While there is, as has been noted, some overlap with the 30s style, there is also a signature effect for the 40s that will instantly identify it as coming from that era. This is called butterfly lighting and is created by having the key light at 45 degrees above the subject as before, but directly in front of the subject, pointing down.
Styling wise, the ladies were still looking glamorous of course, but now introduce pearls, hats, and, perhaps surprisingly, plunging necklines and bigger shoulder pads. Yes, those 80s fashions actually originated in the 40s. Expressions were fare less demure and more into the camera. Hair had more curls and eyebrows were thicker than the decade before. For the chaps, very little changed and if anything hair was even more slicked back and styled and smoking was often seen in the photos.Lighting it
Examine the lighting setup and you can see that the difference is that the key light is now dead centre above the subject to provide the butterfly effect. It should also be point out that because the photographers could see where the shadows and light were falling, they would often use four, five, six or more lights, particularly if the shot was taking place on a film set so that elements of the background could be highlighted.The shots
Here's our model featuring hat and gloves. Note the lighting effect under the nose and the limited depth of field. Lenses were sharper than the 30s and the film stock improved so that complexions were rendered lighter .
An alternative image here shows much more curly, centre parted hair and a more suggestive pose with the plunging neckline. Don't forget to accessorise with pearls if you haven't got any gloves etc.
Our thanks go to the lovely Sadie, the model, and make-up artist Diane Dakin for their splendid efforts on this shoot. Sadie can be contacted at firstname.lastname@example.org

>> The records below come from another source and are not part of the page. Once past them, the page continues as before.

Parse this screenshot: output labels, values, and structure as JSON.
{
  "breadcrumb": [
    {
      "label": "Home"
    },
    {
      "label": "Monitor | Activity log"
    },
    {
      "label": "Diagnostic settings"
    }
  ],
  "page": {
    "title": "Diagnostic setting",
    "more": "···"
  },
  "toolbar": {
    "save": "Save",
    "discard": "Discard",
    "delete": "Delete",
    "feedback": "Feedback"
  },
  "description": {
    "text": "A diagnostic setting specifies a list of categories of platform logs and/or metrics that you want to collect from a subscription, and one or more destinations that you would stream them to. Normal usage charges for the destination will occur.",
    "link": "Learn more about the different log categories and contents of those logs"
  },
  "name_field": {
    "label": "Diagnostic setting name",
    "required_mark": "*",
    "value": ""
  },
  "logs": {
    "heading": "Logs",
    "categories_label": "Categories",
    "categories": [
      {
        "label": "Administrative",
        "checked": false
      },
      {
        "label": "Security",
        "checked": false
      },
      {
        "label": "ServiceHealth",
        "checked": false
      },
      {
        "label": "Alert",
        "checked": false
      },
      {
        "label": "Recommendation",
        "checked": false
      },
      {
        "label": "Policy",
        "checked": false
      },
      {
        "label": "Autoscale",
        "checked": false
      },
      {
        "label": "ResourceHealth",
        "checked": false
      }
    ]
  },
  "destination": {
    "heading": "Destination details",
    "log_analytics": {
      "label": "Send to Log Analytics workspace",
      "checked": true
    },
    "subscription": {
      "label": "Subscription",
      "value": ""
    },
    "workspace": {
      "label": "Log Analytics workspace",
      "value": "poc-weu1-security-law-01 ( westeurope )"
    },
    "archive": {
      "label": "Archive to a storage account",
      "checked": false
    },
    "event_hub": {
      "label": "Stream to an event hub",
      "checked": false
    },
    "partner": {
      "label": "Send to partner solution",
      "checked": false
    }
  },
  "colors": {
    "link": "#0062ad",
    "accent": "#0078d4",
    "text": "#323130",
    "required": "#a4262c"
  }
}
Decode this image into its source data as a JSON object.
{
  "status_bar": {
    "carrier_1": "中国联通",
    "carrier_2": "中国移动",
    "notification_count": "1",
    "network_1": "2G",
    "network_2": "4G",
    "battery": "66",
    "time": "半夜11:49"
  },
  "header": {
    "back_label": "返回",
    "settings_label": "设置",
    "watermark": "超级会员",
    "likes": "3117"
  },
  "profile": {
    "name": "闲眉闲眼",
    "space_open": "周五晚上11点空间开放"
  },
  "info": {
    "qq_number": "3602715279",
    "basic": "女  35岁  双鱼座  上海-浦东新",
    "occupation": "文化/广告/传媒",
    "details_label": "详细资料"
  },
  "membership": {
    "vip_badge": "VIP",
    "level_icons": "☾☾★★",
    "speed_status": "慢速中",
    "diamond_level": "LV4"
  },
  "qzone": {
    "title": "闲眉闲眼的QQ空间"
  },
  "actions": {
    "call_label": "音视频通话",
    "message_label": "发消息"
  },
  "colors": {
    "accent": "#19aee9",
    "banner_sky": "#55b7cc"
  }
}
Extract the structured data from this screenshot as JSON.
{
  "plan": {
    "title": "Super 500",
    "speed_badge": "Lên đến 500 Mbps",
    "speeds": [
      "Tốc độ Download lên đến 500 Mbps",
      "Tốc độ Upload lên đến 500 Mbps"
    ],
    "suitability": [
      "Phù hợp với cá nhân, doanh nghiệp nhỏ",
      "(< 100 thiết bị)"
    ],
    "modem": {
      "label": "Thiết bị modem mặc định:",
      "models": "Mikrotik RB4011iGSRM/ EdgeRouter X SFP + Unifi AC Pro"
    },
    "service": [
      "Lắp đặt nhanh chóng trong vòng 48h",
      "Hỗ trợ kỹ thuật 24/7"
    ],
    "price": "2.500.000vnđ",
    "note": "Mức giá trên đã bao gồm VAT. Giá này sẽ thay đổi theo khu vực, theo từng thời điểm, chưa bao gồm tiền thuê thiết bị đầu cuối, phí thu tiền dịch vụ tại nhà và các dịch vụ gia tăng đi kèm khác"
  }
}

and seen here
while more of Diane's work can be seen at www.dianedakin.com